## Task instructions
Among the entries below, how many lines hold "Parolă"? Reply with the number only.

## Supplied data

== == ==

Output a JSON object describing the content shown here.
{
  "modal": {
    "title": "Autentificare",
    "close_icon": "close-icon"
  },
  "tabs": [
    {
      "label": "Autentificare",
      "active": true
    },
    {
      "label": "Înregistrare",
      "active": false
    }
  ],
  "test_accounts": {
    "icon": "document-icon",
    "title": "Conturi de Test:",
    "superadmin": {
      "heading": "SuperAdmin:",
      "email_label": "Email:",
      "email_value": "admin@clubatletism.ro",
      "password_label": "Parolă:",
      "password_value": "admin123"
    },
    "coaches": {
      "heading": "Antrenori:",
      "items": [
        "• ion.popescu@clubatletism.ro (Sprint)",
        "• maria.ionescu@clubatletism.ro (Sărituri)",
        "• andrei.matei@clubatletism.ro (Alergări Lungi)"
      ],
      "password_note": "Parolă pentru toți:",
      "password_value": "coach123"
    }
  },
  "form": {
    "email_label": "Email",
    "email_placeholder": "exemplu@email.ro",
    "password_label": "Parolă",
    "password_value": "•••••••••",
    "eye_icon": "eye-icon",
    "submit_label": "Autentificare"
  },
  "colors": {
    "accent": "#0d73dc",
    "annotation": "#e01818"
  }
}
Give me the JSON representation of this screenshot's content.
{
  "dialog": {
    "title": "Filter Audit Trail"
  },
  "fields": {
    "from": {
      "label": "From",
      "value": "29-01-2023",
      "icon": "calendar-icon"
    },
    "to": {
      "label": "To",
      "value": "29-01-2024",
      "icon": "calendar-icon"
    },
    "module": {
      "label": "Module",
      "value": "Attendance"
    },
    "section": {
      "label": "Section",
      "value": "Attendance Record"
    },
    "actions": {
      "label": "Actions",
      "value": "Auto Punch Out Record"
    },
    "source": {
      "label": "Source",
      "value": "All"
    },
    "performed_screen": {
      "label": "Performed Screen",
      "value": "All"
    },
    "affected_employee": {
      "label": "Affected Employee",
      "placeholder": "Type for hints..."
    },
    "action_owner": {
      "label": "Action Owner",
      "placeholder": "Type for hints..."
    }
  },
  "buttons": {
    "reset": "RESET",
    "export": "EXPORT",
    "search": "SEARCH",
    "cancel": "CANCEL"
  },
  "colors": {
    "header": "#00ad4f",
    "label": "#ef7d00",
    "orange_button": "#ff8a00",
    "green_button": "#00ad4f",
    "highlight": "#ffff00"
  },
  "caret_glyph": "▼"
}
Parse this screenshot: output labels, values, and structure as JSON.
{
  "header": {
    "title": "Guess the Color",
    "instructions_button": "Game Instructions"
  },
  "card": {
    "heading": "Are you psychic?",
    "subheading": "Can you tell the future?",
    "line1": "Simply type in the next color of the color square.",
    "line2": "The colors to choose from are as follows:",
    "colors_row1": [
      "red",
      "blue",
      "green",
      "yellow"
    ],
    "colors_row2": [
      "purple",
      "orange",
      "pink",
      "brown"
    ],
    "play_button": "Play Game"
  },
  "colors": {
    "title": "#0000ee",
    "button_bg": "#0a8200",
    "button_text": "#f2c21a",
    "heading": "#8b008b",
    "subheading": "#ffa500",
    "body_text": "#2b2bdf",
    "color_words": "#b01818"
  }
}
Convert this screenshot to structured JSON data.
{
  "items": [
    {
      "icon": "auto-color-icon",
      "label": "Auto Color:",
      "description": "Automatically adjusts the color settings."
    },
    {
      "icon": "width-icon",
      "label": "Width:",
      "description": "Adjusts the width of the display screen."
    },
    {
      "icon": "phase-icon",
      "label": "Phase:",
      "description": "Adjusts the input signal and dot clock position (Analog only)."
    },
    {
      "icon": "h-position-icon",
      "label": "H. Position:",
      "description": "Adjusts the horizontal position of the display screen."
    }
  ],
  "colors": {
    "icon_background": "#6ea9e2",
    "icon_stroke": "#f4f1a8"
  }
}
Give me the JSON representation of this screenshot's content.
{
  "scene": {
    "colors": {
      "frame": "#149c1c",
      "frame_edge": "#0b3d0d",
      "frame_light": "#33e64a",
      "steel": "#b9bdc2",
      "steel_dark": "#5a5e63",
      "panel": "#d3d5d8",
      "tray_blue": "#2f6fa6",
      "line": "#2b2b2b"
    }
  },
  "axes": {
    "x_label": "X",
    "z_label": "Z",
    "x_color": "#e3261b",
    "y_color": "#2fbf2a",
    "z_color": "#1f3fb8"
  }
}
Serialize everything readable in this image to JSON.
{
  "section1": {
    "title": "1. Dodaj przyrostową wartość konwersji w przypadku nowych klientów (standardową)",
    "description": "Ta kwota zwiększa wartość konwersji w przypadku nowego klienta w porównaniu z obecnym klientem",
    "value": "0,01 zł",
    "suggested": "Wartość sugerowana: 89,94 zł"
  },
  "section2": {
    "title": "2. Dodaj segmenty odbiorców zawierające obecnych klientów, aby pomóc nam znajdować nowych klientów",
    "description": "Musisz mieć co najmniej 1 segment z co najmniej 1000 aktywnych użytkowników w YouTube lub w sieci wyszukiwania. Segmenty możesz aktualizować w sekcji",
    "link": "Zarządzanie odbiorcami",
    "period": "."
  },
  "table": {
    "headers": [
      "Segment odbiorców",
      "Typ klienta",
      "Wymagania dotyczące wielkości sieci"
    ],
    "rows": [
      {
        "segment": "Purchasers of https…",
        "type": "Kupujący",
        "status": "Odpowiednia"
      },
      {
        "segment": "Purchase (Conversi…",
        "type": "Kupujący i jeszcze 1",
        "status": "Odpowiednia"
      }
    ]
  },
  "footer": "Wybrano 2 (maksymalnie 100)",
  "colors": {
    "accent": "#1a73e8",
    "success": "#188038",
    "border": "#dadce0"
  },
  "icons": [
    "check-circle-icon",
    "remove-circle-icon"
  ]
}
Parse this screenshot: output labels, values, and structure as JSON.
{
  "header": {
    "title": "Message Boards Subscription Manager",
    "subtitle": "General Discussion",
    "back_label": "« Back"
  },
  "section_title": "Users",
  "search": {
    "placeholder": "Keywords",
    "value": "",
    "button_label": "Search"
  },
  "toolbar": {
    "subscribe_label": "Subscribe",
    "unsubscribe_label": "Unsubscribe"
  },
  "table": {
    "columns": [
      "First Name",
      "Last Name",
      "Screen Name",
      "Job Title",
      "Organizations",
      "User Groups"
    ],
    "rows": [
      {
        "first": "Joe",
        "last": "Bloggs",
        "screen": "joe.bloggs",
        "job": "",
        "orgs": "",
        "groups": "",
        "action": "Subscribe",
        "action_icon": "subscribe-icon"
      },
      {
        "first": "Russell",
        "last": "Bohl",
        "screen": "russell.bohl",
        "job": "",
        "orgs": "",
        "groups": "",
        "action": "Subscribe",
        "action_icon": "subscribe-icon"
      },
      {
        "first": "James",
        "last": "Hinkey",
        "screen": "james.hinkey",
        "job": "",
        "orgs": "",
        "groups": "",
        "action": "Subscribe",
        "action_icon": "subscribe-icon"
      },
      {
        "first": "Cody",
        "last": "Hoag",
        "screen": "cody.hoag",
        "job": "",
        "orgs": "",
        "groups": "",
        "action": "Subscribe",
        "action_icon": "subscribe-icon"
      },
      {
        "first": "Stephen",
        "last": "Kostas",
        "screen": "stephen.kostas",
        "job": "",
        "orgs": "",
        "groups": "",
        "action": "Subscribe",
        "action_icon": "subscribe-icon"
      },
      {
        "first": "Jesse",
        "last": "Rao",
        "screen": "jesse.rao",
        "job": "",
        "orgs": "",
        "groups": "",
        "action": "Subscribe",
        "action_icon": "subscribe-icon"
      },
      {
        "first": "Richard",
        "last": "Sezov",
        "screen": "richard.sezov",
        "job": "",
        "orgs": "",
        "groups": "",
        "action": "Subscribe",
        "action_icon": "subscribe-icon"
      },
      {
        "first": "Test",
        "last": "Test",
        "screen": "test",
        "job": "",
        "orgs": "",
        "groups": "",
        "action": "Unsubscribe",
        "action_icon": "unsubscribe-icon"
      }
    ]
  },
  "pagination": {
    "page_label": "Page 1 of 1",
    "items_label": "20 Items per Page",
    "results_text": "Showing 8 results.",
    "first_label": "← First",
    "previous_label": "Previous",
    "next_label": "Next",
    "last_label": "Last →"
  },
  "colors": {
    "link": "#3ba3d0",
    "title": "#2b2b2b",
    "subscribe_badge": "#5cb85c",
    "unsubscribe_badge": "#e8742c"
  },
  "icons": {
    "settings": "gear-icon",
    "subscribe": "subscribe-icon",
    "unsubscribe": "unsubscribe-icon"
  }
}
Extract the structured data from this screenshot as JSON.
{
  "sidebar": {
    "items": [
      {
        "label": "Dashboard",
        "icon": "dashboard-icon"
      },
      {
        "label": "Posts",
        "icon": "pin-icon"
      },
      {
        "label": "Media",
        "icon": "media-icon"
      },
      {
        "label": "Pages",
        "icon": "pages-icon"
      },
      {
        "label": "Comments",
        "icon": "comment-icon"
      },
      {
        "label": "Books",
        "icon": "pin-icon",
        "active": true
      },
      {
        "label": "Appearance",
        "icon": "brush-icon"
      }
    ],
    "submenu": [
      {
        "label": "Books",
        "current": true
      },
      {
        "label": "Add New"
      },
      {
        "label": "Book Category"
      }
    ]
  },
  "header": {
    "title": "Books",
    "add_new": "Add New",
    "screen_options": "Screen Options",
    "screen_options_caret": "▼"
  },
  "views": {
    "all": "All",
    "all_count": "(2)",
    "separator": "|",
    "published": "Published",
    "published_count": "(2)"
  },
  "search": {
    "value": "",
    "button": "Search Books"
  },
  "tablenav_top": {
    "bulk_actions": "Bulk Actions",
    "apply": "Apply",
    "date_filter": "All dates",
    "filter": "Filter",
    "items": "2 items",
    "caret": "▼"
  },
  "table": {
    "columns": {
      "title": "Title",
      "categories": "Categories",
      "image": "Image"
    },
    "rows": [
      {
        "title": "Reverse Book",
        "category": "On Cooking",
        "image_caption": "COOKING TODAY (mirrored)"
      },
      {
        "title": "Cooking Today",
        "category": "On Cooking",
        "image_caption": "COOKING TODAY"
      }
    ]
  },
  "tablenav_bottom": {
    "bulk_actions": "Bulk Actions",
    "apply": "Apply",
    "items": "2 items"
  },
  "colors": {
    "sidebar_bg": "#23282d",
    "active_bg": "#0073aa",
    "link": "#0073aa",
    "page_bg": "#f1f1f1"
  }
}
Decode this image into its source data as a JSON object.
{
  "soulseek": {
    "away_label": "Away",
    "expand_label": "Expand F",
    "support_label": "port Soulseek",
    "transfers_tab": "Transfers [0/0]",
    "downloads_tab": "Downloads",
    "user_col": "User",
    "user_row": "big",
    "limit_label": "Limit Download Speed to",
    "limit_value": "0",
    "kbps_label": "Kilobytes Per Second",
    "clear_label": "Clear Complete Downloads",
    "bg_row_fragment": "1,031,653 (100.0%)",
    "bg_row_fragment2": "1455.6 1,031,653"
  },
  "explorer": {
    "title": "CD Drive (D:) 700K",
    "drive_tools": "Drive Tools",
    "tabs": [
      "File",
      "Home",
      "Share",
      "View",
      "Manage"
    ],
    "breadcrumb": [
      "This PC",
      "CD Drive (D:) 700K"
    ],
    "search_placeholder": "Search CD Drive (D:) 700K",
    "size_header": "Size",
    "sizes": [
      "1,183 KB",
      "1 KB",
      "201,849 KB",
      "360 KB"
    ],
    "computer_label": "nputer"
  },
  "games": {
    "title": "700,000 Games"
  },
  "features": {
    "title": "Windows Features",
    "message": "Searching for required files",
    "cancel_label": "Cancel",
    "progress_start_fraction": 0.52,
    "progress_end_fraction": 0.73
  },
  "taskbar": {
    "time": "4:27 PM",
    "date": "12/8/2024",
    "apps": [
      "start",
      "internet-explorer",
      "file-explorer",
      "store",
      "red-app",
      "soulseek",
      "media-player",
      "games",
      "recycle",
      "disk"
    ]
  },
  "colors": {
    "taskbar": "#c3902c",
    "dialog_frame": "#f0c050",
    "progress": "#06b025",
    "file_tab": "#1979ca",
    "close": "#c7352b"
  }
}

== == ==

## Reply
3